Copy every line of the data in which the word "bookmarks" occurs.

------

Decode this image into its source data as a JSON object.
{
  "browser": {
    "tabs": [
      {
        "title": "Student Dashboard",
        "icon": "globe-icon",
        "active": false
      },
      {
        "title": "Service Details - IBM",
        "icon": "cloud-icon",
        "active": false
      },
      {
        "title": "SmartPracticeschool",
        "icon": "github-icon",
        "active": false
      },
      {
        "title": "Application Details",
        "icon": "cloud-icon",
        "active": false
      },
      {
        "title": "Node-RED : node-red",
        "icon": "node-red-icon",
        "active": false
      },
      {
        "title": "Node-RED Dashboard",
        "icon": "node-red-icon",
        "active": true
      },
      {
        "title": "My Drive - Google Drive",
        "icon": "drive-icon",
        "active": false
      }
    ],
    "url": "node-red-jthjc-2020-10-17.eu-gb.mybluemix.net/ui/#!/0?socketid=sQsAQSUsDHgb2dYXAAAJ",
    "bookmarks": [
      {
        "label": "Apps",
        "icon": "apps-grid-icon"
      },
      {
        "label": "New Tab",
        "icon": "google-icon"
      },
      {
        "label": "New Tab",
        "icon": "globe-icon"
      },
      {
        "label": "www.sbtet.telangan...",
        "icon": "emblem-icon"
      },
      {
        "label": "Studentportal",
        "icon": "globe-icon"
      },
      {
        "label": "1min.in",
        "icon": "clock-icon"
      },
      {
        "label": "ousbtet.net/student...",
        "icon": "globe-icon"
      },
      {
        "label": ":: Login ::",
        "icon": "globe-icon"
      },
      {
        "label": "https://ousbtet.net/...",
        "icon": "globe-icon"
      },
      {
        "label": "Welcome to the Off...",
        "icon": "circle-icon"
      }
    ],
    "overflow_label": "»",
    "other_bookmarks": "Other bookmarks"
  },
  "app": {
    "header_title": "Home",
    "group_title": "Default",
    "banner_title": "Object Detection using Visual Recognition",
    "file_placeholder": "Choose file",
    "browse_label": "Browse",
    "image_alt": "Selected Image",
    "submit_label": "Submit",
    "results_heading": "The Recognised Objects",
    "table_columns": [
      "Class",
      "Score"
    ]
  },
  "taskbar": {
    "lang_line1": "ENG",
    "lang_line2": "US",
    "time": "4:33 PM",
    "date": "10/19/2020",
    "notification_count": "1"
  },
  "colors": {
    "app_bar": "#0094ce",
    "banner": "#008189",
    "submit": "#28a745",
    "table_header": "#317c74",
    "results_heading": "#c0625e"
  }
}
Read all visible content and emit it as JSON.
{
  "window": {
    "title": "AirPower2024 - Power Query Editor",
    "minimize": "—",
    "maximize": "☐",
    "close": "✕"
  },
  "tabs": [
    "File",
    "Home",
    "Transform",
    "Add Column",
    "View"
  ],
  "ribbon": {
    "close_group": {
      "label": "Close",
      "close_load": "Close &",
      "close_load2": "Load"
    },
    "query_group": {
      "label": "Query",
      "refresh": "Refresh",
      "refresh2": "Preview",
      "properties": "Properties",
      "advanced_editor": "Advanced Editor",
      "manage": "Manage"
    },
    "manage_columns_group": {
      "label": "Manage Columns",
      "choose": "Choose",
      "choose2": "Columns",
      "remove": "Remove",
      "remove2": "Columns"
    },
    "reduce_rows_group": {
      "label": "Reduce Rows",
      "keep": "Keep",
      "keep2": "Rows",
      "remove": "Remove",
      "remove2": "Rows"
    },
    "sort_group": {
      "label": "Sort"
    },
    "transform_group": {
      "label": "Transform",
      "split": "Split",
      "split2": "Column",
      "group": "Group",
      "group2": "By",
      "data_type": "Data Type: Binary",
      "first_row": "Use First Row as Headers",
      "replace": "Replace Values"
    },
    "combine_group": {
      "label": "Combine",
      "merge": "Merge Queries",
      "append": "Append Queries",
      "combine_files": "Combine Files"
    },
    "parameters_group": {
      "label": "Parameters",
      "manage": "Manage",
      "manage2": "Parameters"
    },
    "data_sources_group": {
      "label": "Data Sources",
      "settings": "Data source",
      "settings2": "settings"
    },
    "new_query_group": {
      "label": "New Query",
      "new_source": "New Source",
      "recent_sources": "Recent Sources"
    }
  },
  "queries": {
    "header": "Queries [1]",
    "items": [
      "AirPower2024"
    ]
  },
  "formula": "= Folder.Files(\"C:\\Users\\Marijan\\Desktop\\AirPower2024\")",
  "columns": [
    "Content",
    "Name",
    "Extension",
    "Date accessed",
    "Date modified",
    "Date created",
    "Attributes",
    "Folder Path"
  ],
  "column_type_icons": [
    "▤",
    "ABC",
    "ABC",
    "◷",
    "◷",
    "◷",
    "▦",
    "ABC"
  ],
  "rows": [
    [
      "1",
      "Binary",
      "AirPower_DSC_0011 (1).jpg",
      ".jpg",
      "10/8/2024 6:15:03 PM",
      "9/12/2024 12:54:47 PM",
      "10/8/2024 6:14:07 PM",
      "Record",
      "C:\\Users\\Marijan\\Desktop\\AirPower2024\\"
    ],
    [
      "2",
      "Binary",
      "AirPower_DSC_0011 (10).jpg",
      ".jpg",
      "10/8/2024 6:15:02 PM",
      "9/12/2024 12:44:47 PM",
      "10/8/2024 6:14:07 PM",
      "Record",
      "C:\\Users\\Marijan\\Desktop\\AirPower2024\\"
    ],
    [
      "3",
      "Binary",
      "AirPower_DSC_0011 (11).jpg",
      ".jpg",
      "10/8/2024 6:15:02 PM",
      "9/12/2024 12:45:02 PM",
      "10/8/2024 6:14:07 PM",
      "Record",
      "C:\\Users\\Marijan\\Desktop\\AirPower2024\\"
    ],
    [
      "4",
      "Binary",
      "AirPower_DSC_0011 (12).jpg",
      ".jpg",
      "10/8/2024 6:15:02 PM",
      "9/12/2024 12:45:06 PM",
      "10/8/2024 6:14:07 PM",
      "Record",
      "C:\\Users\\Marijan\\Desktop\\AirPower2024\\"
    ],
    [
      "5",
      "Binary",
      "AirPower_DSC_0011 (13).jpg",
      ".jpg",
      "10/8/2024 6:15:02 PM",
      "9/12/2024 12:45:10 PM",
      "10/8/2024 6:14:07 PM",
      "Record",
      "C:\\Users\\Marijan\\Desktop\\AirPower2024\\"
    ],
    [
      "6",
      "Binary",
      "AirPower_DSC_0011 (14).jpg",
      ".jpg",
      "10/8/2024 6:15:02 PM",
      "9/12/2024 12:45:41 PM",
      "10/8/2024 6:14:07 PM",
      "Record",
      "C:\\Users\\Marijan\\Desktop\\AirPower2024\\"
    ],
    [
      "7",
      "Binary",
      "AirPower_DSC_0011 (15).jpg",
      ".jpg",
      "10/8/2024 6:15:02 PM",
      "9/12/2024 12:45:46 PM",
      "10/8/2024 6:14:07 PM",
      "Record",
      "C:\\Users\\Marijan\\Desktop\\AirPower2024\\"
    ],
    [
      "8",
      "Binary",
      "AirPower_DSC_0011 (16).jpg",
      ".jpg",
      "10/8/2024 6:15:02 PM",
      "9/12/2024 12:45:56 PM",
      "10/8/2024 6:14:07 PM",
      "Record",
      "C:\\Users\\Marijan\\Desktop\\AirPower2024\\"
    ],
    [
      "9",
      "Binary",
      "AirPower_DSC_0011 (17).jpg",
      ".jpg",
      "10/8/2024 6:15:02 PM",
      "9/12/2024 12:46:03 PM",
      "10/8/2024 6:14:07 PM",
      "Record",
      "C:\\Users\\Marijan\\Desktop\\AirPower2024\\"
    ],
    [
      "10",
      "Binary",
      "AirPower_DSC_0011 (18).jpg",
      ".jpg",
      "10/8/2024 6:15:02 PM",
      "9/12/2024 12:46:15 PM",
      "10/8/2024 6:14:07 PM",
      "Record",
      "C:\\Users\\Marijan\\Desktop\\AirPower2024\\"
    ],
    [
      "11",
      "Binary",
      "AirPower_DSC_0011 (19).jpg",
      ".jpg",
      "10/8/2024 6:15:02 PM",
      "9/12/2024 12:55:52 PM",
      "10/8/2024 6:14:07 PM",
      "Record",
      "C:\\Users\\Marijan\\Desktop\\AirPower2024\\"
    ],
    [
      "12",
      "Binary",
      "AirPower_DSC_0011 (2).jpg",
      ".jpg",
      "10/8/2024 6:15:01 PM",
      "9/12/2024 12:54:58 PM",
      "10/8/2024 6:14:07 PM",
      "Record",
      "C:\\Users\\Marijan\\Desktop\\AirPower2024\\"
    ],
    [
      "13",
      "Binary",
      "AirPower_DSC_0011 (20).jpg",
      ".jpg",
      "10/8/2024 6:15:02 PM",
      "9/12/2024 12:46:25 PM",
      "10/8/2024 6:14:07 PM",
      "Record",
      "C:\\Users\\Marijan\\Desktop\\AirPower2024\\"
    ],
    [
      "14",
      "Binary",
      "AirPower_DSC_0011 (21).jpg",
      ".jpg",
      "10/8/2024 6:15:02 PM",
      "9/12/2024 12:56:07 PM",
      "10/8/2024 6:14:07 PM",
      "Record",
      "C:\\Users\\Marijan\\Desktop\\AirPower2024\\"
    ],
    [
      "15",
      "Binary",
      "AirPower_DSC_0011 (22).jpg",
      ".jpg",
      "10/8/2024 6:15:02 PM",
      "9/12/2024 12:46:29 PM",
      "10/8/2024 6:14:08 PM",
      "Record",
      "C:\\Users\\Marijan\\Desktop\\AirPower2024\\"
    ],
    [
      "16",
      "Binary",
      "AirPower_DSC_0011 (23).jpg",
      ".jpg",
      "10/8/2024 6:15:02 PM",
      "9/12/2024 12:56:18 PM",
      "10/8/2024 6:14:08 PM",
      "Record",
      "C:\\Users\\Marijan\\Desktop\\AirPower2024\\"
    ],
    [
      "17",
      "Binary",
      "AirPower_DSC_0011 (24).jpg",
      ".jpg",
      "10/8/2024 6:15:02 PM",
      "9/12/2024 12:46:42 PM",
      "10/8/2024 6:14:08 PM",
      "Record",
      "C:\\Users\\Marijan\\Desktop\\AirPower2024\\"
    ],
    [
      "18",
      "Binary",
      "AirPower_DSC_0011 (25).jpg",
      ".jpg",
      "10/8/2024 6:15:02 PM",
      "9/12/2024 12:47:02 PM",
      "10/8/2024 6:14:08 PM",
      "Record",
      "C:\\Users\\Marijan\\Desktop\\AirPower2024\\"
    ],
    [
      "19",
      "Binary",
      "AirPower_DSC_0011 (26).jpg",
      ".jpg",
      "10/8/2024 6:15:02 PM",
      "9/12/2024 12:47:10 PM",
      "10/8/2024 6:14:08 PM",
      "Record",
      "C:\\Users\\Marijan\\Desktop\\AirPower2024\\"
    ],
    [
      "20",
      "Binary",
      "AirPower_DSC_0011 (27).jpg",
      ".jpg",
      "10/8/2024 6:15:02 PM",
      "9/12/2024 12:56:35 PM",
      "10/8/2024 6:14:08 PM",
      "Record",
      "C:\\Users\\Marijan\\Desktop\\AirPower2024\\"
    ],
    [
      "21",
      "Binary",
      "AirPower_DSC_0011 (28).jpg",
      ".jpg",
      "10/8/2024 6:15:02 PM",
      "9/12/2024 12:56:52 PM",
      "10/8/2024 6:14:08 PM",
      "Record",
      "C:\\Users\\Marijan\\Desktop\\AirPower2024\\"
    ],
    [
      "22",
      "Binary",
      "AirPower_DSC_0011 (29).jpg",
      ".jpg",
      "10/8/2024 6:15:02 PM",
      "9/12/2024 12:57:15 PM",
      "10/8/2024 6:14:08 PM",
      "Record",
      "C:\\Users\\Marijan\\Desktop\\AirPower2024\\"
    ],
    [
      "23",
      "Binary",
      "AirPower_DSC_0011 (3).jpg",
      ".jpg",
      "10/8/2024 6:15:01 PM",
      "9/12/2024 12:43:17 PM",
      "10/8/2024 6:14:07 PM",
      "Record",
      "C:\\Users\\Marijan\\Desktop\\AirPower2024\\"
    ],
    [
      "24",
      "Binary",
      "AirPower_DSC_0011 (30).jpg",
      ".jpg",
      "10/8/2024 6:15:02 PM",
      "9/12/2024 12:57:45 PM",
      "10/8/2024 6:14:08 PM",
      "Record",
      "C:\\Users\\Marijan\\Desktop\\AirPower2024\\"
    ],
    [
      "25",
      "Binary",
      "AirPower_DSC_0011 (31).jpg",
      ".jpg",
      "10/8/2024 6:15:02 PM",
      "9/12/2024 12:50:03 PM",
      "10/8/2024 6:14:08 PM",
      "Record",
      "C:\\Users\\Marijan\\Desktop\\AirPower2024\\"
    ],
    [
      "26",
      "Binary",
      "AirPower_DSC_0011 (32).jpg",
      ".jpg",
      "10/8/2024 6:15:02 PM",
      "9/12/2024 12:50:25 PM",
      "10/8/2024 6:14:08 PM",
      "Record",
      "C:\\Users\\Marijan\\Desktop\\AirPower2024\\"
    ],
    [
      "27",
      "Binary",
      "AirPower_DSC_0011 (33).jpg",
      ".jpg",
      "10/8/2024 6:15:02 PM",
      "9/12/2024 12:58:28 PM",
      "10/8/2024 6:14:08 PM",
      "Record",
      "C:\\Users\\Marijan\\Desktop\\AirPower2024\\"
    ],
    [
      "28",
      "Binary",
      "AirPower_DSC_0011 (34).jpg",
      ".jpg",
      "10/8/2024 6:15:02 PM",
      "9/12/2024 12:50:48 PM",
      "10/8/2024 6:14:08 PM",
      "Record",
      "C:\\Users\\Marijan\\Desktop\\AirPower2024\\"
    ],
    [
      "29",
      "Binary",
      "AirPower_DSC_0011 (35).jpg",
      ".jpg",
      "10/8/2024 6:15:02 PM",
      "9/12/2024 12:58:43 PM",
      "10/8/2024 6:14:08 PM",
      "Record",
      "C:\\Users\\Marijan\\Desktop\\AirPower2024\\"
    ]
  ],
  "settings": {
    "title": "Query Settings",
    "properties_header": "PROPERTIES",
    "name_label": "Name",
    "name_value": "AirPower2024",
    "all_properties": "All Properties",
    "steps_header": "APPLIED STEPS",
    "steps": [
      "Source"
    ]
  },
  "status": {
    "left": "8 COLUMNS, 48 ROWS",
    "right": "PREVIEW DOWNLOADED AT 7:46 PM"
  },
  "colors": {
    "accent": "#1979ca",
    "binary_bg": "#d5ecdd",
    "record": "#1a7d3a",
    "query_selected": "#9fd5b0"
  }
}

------

OUTPUT OF THE TASK
    "bookmarks": [
    "other_bookmarks": "Other bookmarks"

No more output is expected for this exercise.